Dio De los Muertos
Dio De Los Muertos (The Day of the Dead) translated into English is, in fact, a two day holiday for people to honor the dead the first days celebrations is for Children and infants who have died, they are believed to have a special place in heaven held for them and are referred to as Little Angles or (Angelitos).
The second day is to celebrate and honour adults who have passed on.
Most cultures around the world shy away from the talk of death. But the Mexican culture embraces death and use the Day of the Dead (Dio De Los Muertos) to celebrate the life and death of family and friends that have passed away. The Two days are all about festivities and honoring not of mourning. While Mexican culture is not the only one to celebrate death it is very uncommon and often taboo. The people of China also celebrate death in a similar way.
The Day of the Dead was originally celebrated for thousands of years by the ancient Aztec Indians, in late July and early August, however, this changed when the Spanish conquered Mexico in the 1500’s the Spanish saw the celebration as a pagan ritual.
To try and stamp out people from celebrating this festival the Spanish moved it to the same date as All Saints and All Souls Day between October 31st and Novemeber 2nd depending on your regional area, this ultimately failed, and Mexicans all around the world still celebrate it to this day.
On the Day of Dio De Los Muertos they often set up substantial family feasts with lots of personal mementoes of there lost loved ones decorating the place and aswell there loved one’s favourite dishes, a traditional bread that is often made and eaten during these celebrations is called Bread of the Dead or Pan de Muertos.
The family of the dead often visit the cemetery to pay there respects and also decorate the tombs and burial plots of the lost loved ones, they also usually enjoy a feasts there and have mariachi bands playing music.
Fireworks and pyrotechnics are used in vast amounts during the two day festival of the dead, and a lot of the fireworks used during this time are produced in Mexico specifically for Day of the Dead.
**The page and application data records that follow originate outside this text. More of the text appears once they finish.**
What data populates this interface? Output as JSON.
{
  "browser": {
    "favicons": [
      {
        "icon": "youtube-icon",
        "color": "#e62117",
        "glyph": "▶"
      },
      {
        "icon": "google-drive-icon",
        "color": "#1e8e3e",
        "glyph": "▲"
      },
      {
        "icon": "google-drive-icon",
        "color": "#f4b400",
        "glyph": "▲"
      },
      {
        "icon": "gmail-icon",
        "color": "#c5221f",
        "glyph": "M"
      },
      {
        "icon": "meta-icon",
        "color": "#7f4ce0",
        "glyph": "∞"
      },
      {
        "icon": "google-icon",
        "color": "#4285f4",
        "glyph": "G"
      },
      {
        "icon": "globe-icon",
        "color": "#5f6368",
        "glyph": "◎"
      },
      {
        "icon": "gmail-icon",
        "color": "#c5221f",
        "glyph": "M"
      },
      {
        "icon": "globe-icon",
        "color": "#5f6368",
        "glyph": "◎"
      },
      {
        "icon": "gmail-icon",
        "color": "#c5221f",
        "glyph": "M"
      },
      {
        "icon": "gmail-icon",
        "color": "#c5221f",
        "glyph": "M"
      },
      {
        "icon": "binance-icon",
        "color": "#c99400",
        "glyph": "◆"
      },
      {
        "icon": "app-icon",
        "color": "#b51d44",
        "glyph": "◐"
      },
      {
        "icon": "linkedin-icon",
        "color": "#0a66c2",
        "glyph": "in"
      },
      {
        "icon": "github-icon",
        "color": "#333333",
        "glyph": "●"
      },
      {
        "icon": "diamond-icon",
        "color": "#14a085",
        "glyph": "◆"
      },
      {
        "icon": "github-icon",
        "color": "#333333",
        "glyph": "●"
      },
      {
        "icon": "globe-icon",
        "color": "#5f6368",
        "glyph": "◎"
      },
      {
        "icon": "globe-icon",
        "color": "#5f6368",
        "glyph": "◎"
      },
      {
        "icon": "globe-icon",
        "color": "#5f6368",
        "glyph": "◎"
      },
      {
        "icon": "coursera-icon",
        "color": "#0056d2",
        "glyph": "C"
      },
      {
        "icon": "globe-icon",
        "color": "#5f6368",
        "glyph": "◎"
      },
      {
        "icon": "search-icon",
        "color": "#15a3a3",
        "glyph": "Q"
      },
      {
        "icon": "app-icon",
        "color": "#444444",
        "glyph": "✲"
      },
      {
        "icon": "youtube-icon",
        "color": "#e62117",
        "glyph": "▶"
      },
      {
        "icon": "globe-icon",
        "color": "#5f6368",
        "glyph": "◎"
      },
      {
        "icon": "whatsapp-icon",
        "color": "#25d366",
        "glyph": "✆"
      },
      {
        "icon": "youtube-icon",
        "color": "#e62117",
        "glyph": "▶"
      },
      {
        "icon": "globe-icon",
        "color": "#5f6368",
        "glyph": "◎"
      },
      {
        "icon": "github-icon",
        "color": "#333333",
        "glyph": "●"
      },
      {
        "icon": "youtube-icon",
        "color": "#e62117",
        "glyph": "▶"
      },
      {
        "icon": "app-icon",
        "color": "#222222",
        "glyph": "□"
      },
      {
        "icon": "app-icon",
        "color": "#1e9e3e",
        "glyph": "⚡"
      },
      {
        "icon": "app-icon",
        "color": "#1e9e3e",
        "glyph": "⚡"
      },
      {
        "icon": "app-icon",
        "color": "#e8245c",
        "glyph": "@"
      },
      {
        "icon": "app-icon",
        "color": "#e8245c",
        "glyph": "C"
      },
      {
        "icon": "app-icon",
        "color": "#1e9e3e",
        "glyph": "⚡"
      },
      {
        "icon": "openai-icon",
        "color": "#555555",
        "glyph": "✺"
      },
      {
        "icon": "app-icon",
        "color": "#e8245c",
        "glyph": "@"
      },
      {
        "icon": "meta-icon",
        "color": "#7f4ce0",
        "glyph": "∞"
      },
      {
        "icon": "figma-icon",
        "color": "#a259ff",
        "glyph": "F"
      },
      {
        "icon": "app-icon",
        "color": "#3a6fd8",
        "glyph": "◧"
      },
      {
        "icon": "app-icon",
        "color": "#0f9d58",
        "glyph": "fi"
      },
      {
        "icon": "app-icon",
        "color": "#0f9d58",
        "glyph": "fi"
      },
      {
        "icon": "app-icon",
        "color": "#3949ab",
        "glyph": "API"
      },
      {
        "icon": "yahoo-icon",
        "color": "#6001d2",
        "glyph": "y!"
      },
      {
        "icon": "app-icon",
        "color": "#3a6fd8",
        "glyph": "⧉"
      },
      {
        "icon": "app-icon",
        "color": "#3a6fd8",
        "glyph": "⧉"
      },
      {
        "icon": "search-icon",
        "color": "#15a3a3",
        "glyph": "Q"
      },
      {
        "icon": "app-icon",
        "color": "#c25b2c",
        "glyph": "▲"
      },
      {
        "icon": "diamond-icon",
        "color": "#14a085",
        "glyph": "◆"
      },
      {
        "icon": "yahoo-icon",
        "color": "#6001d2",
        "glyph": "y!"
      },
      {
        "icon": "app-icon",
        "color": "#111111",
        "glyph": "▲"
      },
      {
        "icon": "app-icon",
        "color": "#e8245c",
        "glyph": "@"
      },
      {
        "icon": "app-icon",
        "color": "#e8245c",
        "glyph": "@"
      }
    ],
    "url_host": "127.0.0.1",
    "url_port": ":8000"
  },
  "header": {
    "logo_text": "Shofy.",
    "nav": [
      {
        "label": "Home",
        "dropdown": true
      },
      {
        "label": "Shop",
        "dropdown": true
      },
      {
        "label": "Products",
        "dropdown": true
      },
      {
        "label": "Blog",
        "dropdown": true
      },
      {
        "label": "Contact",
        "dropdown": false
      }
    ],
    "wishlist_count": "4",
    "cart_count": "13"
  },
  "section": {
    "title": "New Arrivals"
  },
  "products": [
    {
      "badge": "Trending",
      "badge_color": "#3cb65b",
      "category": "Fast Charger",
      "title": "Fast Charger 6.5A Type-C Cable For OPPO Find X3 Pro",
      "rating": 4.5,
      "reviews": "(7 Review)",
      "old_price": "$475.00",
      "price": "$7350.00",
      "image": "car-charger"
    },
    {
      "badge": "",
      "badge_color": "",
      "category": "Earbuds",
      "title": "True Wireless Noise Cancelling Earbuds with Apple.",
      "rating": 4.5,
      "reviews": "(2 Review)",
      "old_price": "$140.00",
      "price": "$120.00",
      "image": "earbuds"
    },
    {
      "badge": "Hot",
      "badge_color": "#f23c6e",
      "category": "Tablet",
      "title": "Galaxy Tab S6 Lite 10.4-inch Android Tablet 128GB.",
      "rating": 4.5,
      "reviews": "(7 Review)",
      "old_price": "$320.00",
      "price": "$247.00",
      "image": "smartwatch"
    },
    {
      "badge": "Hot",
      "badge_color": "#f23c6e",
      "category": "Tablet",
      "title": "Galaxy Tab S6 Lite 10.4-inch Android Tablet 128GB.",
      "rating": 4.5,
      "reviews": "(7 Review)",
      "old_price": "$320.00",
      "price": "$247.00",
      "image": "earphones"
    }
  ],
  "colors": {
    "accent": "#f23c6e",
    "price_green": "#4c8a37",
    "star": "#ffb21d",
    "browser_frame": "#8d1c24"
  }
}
A short video from the daily telegraph showing the day of the dead parade and celebrations in Mexico City
A professional fireworks display for the Mexican